Every entry has to be restated word for word.

(Stored dataset items)

○ ○ ○ ○ ○

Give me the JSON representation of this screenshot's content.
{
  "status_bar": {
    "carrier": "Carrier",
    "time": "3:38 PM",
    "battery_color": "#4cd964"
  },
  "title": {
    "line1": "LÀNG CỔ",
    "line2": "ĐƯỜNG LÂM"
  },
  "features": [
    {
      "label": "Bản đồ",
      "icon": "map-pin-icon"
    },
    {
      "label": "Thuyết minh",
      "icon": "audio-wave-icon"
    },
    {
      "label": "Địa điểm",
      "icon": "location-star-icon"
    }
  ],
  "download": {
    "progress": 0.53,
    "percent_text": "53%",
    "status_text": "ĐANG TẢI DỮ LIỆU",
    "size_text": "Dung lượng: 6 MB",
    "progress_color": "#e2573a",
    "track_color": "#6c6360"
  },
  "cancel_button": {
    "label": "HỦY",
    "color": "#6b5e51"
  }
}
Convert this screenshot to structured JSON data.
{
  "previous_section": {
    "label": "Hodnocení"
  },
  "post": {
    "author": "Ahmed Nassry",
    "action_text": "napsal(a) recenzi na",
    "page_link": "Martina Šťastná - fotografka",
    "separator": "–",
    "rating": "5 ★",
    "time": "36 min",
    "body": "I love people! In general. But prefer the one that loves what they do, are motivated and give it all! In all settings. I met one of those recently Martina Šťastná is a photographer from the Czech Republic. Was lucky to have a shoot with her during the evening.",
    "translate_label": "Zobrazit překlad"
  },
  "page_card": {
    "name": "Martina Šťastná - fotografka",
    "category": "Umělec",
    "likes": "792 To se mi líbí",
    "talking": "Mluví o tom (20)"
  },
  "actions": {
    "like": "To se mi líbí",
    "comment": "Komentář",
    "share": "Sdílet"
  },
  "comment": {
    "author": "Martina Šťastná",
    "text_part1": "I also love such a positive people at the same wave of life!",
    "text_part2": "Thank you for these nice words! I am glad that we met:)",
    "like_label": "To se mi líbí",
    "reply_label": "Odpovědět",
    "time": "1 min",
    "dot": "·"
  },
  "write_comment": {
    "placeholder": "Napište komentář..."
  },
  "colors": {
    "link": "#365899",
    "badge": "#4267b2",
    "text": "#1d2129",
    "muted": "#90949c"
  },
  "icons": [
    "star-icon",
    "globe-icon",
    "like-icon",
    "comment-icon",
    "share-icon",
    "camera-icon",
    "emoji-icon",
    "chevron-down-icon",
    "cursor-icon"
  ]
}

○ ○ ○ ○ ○

**Your response**:
Give me the JSON representation of this screenshot's content.
{
  "status_bar": {
    "carrier": "Carrier",
    "time": "3:38 PM",
    "battery_color": "#4cd964"
  },
  "title": {
    "line1": "LÀNG CỔ",
    "line2": "ĐƯỜNG LÂM"
  },
  "features": [
    {
      "label": "Bản đồ",
      "icon": "map-pin-icon"
    },
    {
      "label": "Thuyết minh",
      "icon": "audio-wave-icon"
    },
    {
      "label": "Địa điểm",
      "icon": "location-star-icon"
    }
  ],
  "download": {
    "progress": 0.53,
    "percent_text": "53%",
    "status_text": "ĐANG TẢI DỮ LIỆU",
    "size_text": "Dung lượng: 6 MB",
    "progress_color": "#e2573a",
    "track_color": "#6c6360"
  },
  "cancel_button": {
    "label": "HỦY",
    "color": "#6b5e51"
  }
}
Convert this screenshot to structured JSON data.
{
  "previous_section": {
    "label": "Hodnocení"
  },
  "post": {
    "author": "Ahmed Nassry",
    "action_text": "napsal(a) recenzi na",
    "page_link": "Martina Šťastná - fotografka",
    "separator": "–",
    "rating": "5 ★",
    "time": "36 min",
    "body": "I love people! In general. But prefer the one that loves what they do, are motivated and give it all! In all settings. I met one of those recently Martina Šťastná is a photographer from the Czech Republic. Was lucky to have a shoot with her during the evening.",
    "translate_label": "Zobrazit překlad"
  },
  "page_card": {
    "name": "Martina Šťastná - fotografka",
    "category": "Umělec",
    "likes": "792 To se mi líbí",
    "talking": "Mluví o tom (20)"
  },
  "actions": {
    "like": "To se mi líbí",
    "comment": "Komentář",
    "share": "Sdílet"
  },
  "comment": {
    "author": "Martina Šťastná",
    "text_part1": "I also love such a positive people at the same wave of life!",
    "text_part2": "Thank you for these nice words! I am glad that we met:)",
    "like_label": "To se mi líbí",
    "reply_label": "Odpovědět",
    "time": "1 min",
    "dot": "·"
  },
  "write_comment": {
    "placeholder": "Napište komentář..."
  },
  "colors": {
    "link": "#365899",
    "badge": "#4267b2",
    "text": "#1d2129",
    "muted": "#90949c"
  },
  "icons": [
    "star-icon",
    "globe-icon",
    "like-icon",
    "comment-icon",
    "share-icon",
    "camera-icon",
    "emoji-icon",
    "chevron-down-icon",
    "cursor-icon"
  ]
}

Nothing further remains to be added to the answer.